|Monthly Tech-Tip |
These were cast by Anna Lisovskaya, they are fired at cone 03. They are supposed to fit into hexagonal welded frames, but during firing many of them warp enough to fit poorly. Why? The color differences are most obvious here. With that color associates a firing shrinkage difference, the darker ones shrink significantly more. Something less obvious: the sides against the elements receive direct radiant heat, so they shrink more, turning a perfect hexagon into an imperfect one. Terra cotta clays are volatile, that means their approach to maximum density during heat-up, accompanied by shrinkage, happens across a narrow temperature range. Accurate and even firing are paramount. In a radiant-heat electric kiln this can be very difficult. Two approaches could work here: Fire at a lower temperature, perhaps cone 04. Or, greatly slow rate-of-rise for the last 100F, perhaps over several hours.

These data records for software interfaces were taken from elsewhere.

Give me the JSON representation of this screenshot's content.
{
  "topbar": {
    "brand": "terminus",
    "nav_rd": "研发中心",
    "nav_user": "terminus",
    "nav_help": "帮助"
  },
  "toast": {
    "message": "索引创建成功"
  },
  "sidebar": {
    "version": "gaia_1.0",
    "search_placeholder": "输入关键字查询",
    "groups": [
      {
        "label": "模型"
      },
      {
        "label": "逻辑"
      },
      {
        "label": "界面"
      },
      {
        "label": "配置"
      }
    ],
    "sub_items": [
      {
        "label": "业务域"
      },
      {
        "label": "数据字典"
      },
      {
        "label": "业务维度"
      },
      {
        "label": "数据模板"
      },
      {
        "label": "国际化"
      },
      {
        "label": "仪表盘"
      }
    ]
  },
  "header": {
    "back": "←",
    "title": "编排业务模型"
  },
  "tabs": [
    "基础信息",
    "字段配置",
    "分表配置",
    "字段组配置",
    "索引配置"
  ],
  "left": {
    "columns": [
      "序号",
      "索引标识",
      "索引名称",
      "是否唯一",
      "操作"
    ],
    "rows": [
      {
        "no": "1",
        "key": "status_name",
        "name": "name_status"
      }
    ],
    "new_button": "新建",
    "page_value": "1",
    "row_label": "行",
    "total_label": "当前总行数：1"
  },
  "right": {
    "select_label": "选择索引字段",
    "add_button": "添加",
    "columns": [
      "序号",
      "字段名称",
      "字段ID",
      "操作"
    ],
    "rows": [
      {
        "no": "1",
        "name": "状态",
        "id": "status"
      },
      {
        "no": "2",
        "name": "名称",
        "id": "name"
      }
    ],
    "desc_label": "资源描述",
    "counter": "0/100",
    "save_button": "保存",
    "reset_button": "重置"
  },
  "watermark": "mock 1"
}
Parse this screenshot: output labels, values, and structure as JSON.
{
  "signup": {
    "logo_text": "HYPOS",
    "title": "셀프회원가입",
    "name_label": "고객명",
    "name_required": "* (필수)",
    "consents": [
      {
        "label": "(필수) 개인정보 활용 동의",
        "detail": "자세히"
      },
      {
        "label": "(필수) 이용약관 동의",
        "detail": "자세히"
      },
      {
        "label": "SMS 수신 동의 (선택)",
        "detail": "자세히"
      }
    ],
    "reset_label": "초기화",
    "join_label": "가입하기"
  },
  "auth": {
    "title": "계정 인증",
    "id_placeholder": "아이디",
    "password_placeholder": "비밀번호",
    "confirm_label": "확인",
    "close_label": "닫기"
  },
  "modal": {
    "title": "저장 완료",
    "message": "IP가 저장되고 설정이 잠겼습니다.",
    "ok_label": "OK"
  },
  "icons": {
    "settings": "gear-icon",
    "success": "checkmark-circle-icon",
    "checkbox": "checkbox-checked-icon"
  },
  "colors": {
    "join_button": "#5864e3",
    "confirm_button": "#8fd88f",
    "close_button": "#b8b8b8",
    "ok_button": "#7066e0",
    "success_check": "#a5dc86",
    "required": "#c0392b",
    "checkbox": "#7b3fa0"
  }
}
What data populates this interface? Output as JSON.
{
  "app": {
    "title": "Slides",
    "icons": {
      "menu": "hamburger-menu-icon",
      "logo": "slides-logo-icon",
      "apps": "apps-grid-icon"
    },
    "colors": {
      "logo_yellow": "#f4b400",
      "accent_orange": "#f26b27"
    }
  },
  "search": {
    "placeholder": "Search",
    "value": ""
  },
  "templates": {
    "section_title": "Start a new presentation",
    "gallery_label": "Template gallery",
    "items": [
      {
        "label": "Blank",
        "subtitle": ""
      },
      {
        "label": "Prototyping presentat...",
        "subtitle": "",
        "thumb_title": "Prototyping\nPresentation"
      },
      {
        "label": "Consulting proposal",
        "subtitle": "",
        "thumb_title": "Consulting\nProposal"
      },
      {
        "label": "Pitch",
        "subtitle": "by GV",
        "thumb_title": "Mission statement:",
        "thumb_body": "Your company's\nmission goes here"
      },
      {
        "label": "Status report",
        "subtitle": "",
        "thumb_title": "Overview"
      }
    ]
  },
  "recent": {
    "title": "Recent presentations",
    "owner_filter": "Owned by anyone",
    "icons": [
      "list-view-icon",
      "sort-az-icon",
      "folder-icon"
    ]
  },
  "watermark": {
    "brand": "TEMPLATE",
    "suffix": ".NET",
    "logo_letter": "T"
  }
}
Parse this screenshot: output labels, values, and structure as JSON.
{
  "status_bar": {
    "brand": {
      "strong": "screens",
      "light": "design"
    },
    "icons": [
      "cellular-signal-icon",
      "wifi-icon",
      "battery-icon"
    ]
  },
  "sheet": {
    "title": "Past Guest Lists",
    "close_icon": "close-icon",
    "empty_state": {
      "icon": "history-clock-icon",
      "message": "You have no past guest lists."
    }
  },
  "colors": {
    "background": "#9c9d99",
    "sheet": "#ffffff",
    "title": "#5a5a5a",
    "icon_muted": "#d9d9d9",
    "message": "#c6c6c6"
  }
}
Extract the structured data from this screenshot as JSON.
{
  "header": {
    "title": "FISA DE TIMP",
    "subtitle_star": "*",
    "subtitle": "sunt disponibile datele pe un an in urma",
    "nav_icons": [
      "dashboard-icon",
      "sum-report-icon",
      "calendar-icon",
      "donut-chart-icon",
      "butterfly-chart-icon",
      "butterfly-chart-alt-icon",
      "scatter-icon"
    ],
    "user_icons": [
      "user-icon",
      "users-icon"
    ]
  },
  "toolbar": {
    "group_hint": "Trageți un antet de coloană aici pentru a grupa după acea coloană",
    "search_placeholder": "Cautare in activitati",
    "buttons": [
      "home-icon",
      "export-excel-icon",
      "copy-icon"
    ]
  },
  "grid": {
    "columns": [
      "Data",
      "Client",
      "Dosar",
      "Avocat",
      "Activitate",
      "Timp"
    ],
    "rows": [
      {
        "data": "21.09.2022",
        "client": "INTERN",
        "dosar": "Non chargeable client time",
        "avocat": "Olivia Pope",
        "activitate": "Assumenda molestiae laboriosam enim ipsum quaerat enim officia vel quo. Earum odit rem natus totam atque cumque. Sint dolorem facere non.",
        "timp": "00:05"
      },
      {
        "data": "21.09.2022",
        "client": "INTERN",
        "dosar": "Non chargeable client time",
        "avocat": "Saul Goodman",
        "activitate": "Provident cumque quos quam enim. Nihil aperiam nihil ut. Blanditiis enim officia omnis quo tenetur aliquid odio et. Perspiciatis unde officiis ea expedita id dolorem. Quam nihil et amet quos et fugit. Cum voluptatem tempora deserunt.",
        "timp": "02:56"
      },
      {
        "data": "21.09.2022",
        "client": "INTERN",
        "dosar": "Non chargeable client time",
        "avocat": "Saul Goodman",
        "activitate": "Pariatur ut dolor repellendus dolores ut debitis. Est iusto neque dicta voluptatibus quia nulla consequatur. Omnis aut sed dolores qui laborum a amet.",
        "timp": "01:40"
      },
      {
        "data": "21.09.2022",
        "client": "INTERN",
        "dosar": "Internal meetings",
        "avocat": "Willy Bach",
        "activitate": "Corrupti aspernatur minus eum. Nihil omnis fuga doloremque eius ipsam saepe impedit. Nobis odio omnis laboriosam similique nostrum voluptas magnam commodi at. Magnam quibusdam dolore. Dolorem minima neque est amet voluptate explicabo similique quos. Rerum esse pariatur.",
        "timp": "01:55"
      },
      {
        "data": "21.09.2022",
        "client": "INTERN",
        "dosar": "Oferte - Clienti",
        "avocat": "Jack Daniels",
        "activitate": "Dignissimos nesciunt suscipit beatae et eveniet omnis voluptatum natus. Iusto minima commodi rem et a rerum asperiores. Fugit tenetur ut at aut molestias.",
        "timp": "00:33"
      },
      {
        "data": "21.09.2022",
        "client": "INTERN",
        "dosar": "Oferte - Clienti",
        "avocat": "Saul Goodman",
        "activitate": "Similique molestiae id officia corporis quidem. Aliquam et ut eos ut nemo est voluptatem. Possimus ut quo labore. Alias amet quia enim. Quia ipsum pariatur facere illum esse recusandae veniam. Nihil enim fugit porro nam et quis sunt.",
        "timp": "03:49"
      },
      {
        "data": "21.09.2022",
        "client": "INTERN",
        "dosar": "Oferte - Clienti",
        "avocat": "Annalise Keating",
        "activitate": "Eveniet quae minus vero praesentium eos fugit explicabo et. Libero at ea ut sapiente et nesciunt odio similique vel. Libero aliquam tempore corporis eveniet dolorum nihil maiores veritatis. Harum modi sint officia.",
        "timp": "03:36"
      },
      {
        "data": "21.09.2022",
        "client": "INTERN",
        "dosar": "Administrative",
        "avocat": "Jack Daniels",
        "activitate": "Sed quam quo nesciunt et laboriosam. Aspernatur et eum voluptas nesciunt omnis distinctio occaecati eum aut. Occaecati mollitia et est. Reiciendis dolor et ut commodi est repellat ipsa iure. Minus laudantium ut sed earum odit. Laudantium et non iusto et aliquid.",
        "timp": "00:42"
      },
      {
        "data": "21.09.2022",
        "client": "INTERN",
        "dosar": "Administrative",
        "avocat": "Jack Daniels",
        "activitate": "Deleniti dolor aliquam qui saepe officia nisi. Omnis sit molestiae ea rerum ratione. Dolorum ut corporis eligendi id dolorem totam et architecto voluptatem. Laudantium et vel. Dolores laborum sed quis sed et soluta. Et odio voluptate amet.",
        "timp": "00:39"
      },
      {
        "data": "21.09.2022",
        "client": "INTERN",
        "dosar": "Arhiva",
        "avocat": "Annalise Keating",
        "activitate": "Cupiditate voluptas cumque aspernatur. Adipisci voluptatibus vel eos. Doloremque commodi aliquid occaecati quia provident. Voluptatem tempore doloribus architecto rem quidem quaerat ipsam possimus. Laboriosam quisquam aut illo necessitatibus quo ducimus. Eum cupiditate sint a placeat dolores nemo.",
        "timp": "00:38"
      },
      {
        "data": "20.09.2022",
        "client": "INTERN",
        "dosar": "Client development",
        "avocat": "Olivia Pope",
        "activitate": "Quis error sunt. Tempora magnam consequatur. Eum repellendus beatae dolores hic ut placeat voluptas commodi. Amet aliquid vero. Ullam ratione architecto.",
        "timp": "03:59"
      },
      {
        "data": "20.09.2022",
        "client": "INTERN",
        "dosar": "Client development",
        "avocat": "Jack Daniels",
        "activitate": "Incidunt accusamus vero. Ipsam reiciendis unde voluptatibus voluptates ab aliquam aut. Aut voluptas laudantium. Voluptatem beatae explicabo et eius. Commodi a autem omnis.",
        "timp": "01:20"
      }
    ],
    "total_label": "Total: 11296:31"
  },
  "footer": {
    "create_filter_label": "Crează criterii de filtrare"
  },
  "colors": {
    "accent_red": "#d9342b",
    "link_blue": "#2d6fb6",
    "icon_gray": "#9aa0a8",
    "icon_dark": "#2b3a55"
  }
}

This cone 6 brown functional stoneware has been fired across a range of temperatures. Cone 4 is too porous. From cone 7 it is expanding and density is not improving, it will likely warp or bloat. Cone 7 is losing the red color, there is no room for over-firing (by accident). The porosity at cone 6 is so much better than cone 5 and color is still stable. Therefore, cone 6 is the one we want.
Let's suppose you need strength and density for utilitarian ware. These SHAB test bars characterize a terra cotta body, L4170B. While it has a wide firing range its "practical firing window" is much narrower than these fired bars and graph suggest. On paper, cone 5 hits zero porosity. And, in-hand, the bar feels like a porcelain. But ware will warp during firing and transparent glazes will be completely clouded with bubbles (when pieces are glazed inside and out). What about cone 3? Its numbers put it in stoneware territory, water tight. But decomposition gases still bubble glazes! Cone 2? Much better, it has below 4% porosity (any fitted glaze will make it water-tight), below 6% fired shrinkage, still very strong. But there are still issues: Accidental overfiring drastically darkens the color. Low fire commercial glazes may not work at cone 2. How about cone 02? This is a sweet-spot. This body has only 6% porosity (compared to the 11% of cone 04). Most low fire cone 06-04 glazes are still fine at cone 02. And glaze bubble-clouding is minimal. What if you must fire this at cone 04? Pieces will be "sponges" with 11% porosity, shrinking only 2% (for low density, poor strength). There is another advantage of firing as high as possible: Glazes and engobes bond better. As an example of a low fire transparent base that works fine on this up to cone 2: G1916Q.